---------- Extracted entries ----------

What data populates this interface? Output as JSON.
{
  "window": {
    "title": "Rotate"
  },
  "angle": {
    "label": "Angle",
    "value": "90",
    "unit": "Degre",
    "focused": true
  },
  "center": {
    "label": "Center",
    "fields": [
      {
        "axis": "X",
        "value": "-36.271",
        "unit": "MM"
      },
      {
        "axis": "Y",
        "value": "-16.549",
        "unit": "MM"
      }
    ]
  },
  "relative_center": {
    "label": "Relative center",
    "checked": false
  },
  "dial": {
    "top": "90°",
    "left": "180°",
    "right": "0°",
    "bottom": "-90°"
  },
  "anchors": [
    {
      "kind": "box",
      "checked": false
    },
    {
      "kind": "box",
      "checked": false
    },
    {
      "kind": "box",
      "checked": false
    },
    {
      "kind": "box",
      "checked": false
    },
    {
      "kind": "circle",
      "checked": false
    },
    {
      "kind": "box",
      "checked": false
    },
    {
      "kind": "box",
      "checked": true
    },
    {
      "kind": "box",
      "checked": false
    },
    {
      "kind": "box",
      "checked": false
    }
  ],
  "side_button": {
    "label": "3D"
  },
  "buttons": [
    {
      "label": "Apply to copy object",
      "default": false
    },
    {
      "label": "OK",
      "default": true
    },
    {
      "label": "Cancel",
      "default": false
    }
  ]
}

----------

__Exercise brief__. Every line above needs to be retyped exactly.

__Your solution__.
What data populates this interface? Output as JSON.
{
  "window": {
    "title": "Rotate"
  },
  "angle": {
    "label": "Angle",
    "value": "90",
    "unit": "Degre",
    "focused": true
  },
  "center": {
    "label": "Center",
    "fields": [
      {
        "axis": "X",
        "value": "-36.271",
        "unit": "MM"
      },
      {
        "axis": "Y",
        "value": "-16.549",
        "unit": "MM"
      }
    ]
  },
  "relative_center": {
    "label": "Relative center",
    "checked": false
  },
  "dial": {
    "top": "90°",
    "left": "180°",
    "right": "0°",
    "bottom": "-90°"
  },
  "anchors": [
    {
      "kind": "box",
      "checked": false
    },
    {
      "kind": "box",
      "checked": false
    },
    {
      "kind": "box",
      "checked": false
    },
    {
      "kind": "box",
      "checked": false
    },
    {
      "kind": "circle",
      "checked": false
    },
    {
      "kind": "box",
      "checked": false
    },
    {
      "kind": "box",
      "checked": true
    },
    {
      "kind": "box",
      "checked": false
    },
    {
      "kind": "box",
      "checked": false
    }
  ],
  "side_button": {
    "label": "3D"
  },
  "buttons": [
    {
      "label": "Apply to copy object",
      "default": false
    },
    {
      "label": "OK",
      "default": true
    },
    {
      "label": "Cancel",
      "default": false
    }
  ]
}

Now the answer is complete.